[Web page and app entries]
──────────

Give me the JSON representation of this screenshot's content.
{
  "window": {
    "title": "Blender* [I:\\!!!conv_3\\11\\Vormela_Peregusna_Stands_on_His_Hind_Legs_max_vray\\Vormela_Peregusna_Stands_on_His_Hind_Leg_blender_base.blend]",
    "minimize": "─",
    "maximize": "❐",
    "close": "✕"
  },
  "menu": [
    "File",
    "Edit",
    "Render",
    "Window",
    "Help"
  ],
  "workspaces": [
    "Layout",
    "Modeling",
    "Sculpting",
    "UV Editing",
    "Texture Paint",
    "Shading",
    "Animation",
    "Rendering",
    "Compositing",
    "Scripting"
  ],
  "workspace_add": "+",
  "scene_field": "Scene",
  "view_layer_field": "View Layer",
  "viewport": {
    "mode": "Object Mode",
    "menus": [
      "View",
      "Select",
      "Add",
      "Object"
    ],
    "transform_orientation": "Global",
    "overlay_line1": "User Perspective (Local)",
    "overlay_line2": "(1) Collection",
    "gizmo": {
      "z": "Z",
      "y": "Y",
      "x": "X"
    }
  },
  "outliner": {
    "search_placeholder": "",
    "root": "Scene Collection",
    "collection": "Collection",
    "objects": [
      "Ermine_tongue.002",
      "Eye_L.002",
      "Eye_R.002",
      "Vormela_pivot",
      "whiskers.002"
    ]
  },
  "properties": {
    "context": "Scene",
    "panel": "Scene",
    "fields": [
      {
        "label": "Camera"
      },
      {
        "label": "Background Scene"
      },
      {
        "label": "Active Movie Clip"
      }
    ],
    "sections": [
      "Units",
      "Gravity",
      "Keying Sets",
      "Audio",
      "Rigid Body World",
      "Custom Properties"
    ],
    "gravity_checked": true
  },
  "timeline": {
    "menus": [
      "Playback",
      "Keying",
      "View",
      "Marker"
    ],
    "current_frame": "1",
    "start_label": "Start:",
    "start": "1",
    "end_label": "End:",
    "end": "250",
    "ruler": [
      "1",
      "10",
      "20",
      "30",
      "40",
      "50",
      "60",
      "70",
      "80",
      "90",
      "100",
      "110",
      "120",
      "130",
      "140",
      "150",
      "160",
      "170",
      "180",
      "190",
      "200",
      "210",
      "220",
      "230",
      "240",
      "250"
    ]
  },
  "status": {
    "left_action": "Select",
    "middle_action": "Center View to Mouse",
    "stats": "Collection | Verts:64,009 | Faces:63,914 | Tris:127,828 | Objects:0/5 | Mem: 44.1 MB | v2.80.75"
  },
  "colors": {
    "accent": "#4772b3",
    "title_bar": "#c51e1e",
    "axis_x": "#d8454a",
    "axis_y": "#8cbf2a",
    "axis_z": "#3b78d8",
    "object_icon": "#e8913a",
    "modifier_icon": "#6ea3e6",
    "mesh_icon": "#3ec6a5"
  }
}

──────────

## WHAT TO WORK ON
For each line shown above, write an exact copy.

## TASK RESULT
Give me the JSON representation of this screenshot's content.
{
  "window": {
    "title": "Blender* [I:\\!!!conv_3\\11\\Vormela_Peregusna_Stands_on_His_Hind_Legs_max_vray\\Vormela_Peregusna_Stands_on_His_Hind_Leg_blender_base.blend]",
    "minimize": "─",
    "maximize": "❐",
    "close": "✕"
  },
  "menu": [
    "File",
    "Edit",
    "Render",
    "Window",
    "Help"
  ],
  "workspaces": [
    "Layout",
    "Modeling",
    "Sculpting",
    "UV Editing",
    "Texture Paint",
    "Shading",
    "Animation",
    "Rendering",
    "Compositing",
    "Scripting"
  ],
  "workspace_add": "+",
  "scene_field": "Scene",
  "view_layer_field": "View Layer",
  "viewport": {
    "mode": "Object Mode",
    "menus": [
      "View",
      "Select",
      "Add",
      "Object"
    ],
    "transform_orientation": "Global",
    "overlay_line1": "User Perspective (Local)",
    "overlay_line2": "(1) Collection",
    "gizmo": {
      "z": "Z",
      "y": "Y",
      "x": "X"
    }
  },
  "outliner": {
    "search_placeholder": "",
    "root": "Scene Collection",
    "collection": "Collection",
    "objects": [
      "Ermine_tongue.002",
      "Eye_L.002",
      "Eye_R.002",
      "Vormela_pivot",
      "whiskers.002"
    ]
  },
  "properties": {
    "context": "Scene",
    "panel": "Scene",
    "fields": [
      {
        "label": "Camera"
      },
      {
        "label": "Background Scene"
      },
      {
        "label": "Active Movie Clip"
      }
    ],
    "sections": [
      "Units",
      "Gravity",
      "Keying Sets",
      "Audio",
      "Rigid Body World",
      "Custom Properties"
    ],
    "gravity_checked": true
  },
  "timeline": {
    "menus": [
      "Playback",
      "Keying",
      "View",
      "Marker"
    ],
    "current_frame": "1",
    "start_label": "Start:",
    "start": "1",
    "end_label": "End:",
    "end": "250",
    "ruler": [
      "1",
      "10",
      "20",
      "30",
      "40",
      "50",
      "60",
      "70",
      "80",
      "90",
      "100",
      "110",
      "120",
      "130",
      "140",
      "150",
      "160",
      "170",
      "180",
      "190",
      "200",
      "210",
      "220",
      "230",
      "240",
      "250"
    ]
  },
  "status": {
    "left_action": "Select",
    "middle_action": "Center View to Mouse",
    "stats": "Collection | Verts:64,009 | Faces:63,914 | Tris:127,828 | Objects:0/5 | Mem: 44.1 MB | v2.80.75"
  },
  "colors": {
    "accent": "#4772b3",
    "title_bar": "#c51e1e",
    "axis_x": "#d8454a",
    "axis_y": "#8cbf2a",
    "axis_z": "#3b78d8",
    "object_icon": "#e8913a",
    "modifier_icon": "#6ea3e6",
    "mesh_icon": "#3ec6a5"
  }
}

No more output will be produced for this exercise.